USEF Launches New High Performance Development Program

12 years ago StraightArrow Comments Off on USEF Launches New High Performance Development Program
Robert Dover, Jessican Ransehousen and Gil Merrick with Charlotte Bredahl-Baker. © 2009 Ken Braddick/
Robert Dover, Jessica Ransehousen and Gil Merrick with Charlotte Bredahl-Baker watching rides in the National Championships. © 2009 Ken Braddick/


GLADSTONE, New Jersey, USA, June 21–A new program designed to provide high performance riders personalized aid of Olympic trainers and American FEI judges has been launched by the U.S. Equestrian Federation. The program was tried out at the Collecting Gaits Farm/USEF National Championships in Gladstone this weekend.

The initial aim of the program was to fill a void until a new National Coach/Chef d’Equipe is selected in the next few months, especially at a time when numerous horses at Grand Prix and Intermediaire level are being readied to compete for a place on the U.S. team for the 2010 Alltech FEI World Equestrian Games in Kentucky.

A significant part of the program is to include riders’ individual coaches in the program.

Robert Dover, the six-time Olympian for the U.S., and Jessica Ransehousen, a three-time Olympian, FEI “I” judge and former U.S. Chef d’Equipe, were the on-site trainer/judge team at the national championships.

Olympic riders Guenter Seidel, Steffen Peters and Debbie McDonald have each agreed to provide two sessions along with Hilda Gurney, a two-time Olympian who is an FEI “I” judge.

McDonald said she is thrilled to participate as a “way of giving back to the sport.”

Initial reactions from the riders was positive.

Tara Stegen of Wellington, Florida, who rode in the Grand Prix championships said some tips by Ransehousen about riding corners, for example, had changed completely the way she now rides New Tango.

“I think it’s really cool that you can pick what you want from their observations,” she said.

Shelly Francis, also of Wellington and who rode in both the Grand Prix and Intermediaire championships on different horses, said, “I think it’s good to have constructive criticism.”

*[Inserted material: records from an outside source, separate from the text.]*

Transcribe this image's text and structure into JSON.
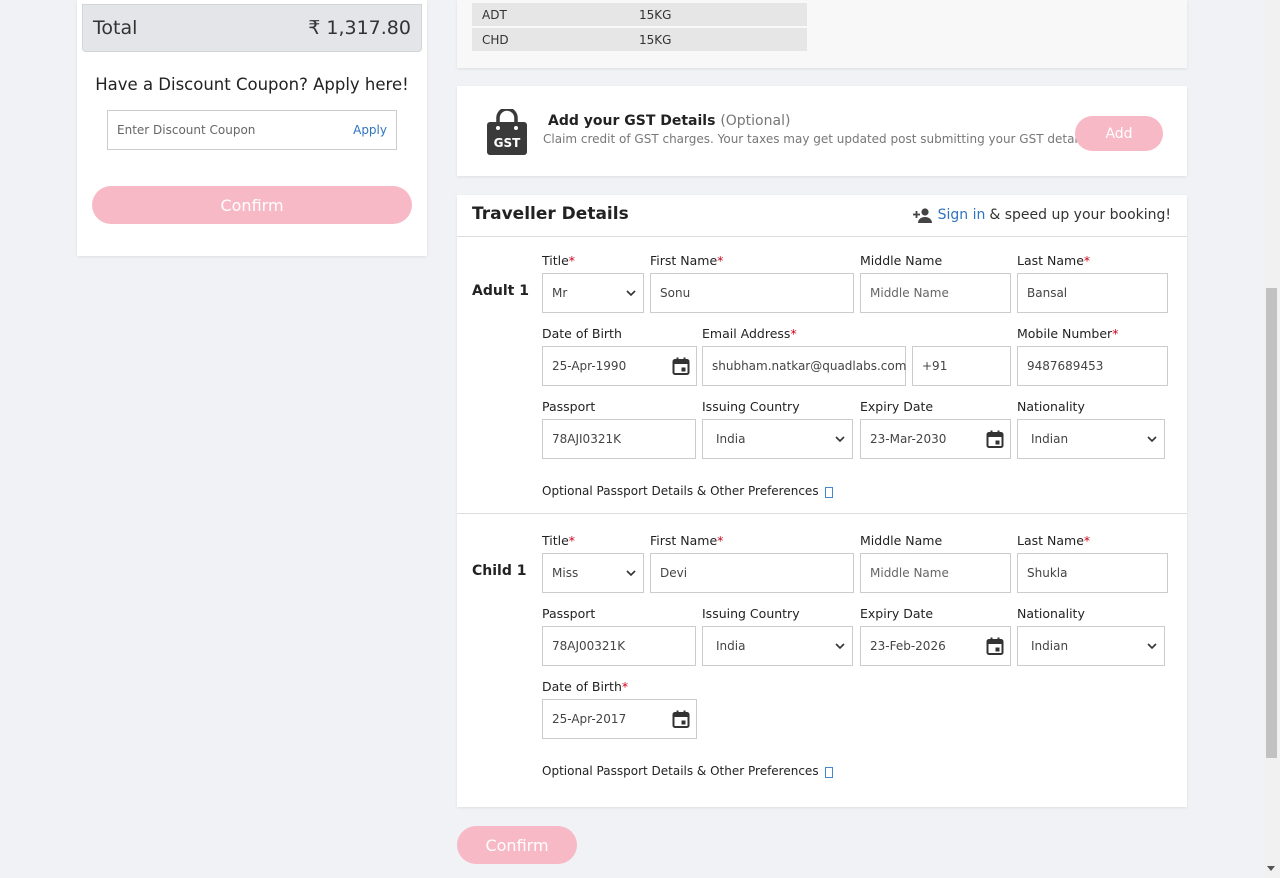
{
  "summary": {
    "total_label": "Total",
    "total_value": "₹ 1,317.80",
    "coupon_title": "Have a Discount Coupon? Apply here!",
    "coupon_placeholder": "Enter Discount Coupon",
    "coupon_apply": "Apply",
    "confirm_label": "Confirm"
  },
  "baggage": {
    "rows": [
      {
        "type": "ADT",
        "allowance": "15KG"
      },
      {
        "type": "CHD",
        "allowance": "15KG"
      }
    ]
  },
  "gst": {
    "icon": "gst-bag-icon",
    "icon_text": "GST",
    "title": "Add your GST Details",
    "optional": "(Optional)",
    "subtitle": "Claim credit of GST charges. Your taxes may get updated post submitting your GST details.",
    "add_label": "Add"
  },
  "traveller": {
    "title": "Traveller Details",
    "signin_link": "Sign in",
    "signin_rest": "& speed up your booking!",
    "optional_prefs": "Optional Passport Details & Other Preferences",
    "labels": {
      "title": "Title",
      "first_name": "First Name",
      "middle_name": "Middle Name",
      "last_name": "Last Name",
      "dob": "Date of Birth",
      "email": "Email Address",
      "mobile": "Mobile Number",
      "passport": "Passport",
      "issuing_country": "Issuing Country",
      "expiry": "Expiry Date",
      "nationality": "Nationality"
    },
    "adult": {
      "label": "Adult 1",
      "title": "Mr",
      "first_name": "Sonu",
      "middle_name_placeholder": "Middle Name",
      "last_name": "Bansal",
      "dob": "25-Apr-1990",
      "email": "shubham.natkar@quadlabs.com",
      "country_code": "+91",
      "mobile": "9487689453",
      "passport": "78AJI0321K",
      "issuing_country": "India",
      "expiry": "23-Mar-2030",
      "nationality": "Indian"
    },
    "child": {
      "label": "Child 1",
      "title": "Miss",
      "first_name": "Devi",
      "middle_name_placeholder": "Middle Name",
      "last_name": "Shukla",
      "passport": "78AJ00321K",
      "issuing_country": "India",
      "expiry": "23-Feb-2026",
      "nationality": "Indian",
      "dob": "25-Apr-2017"
    }
  },
  "footer": {
    "confirm_label": "Confirm"
  },
  "colors": {
    "accent_pink": "#f8b9c6",
    "link_blue": "#2f74c0",
    "required_red": "#d0021b"
  }
}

The sessions may include visiting shows to watch riders interested in having their riding critiqued from the perspective of a top rider/trainer and an international-level judge. In some cases, riders may be asked to perform movements where improvement can be suggested.

The majority of the 24 riders who competed at Grand Prix and Intermediaire signed up for the critique by Ransehousen and Dover.

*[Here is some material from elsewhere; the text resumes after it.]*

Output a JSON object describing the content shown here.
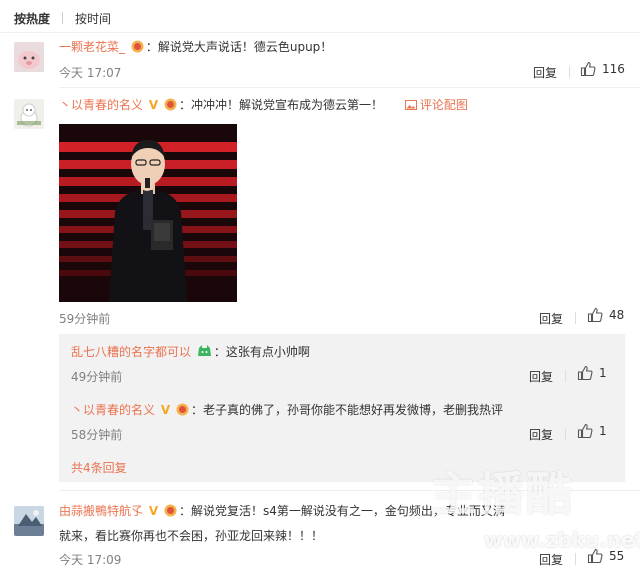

The pair prepared notes of the observations and later met privately with the riders and their coaches if they were present.

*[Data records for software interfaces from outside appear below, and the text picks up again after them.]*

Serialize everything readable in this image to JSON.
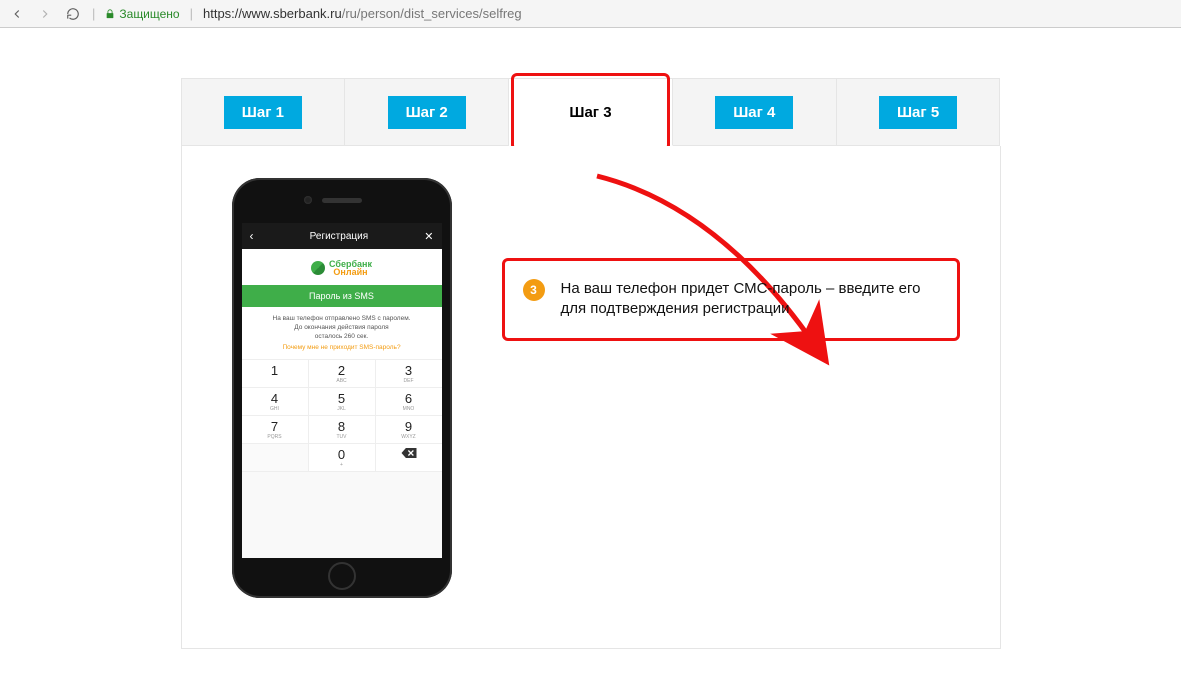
{
  "browser": {
    "secure_label": "Защищено",
    "url_host": "https://www.sberbank.ru",
    "url_path": "/ru/person/dist_services/selfreg"
  },
  "tabs": [
    {
      "label": "Шаг 1",
      "active": false
    },
    {
      "label": "Шаг 2",
      "active": false
    },
    {
      "label": "Шаг 3",
      "active": true
    },
    {
      "label": "Шаг 4",
      "active": false
    },
    {
      "label": "Шаг 5",
      "active": false
    }
  ],
  "phone": {
    "title": "Регистрация",
    "brand_top": "Сбербанк",
    "brand_bottom": "Онлайн",
    "sms_header": "Пароль из SMS",
    "msg_line1": "На ваш телефон отправлено SMS с паролем.",
    "msg_line2a": "До окончания действия пароля",
    "msg_line2b": "осталось 260 сек.",
    "msg_link": "Почему мне не приходит SMS-пароль?",
    "keypad": [
      [
        {
          "d": "1",
          "s": ""
        },
        {
          "d": "2",
          "s": "ABC"
        },
        {
          "d": "3",
          "s": "DEF"
        }
      ],
      [
        {
          "d": "4",
          "s": "GHI"
        },
        {
          "d": "5",
          "s": "JKL"
        },
        {
          "d": "6",
          "s": "MNO"
        }
      ],
      [
        {
          "d": "7",
          "s": "PQRS"
        },
        {
          "d": "8",
          "s": "TUV"
        },
        {
          "d": "9",
          "s": "WXYZ"
        }
      ],
      [
        {
          "d": "",
          "s": ""
        },
        {
          "d": "0",
          "s": "+"
        },
        {
          "d": "⌫",
          "s": "",
          "cls": "del"
        }
      ]
    ]
  },
  "callout": {
    "badge": "3",
    "text": "На ваш телефон придет СМС-пароль – введите его для подтверждения регистрации"
  }
}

Ransehousen said the program may be implemented for future championships.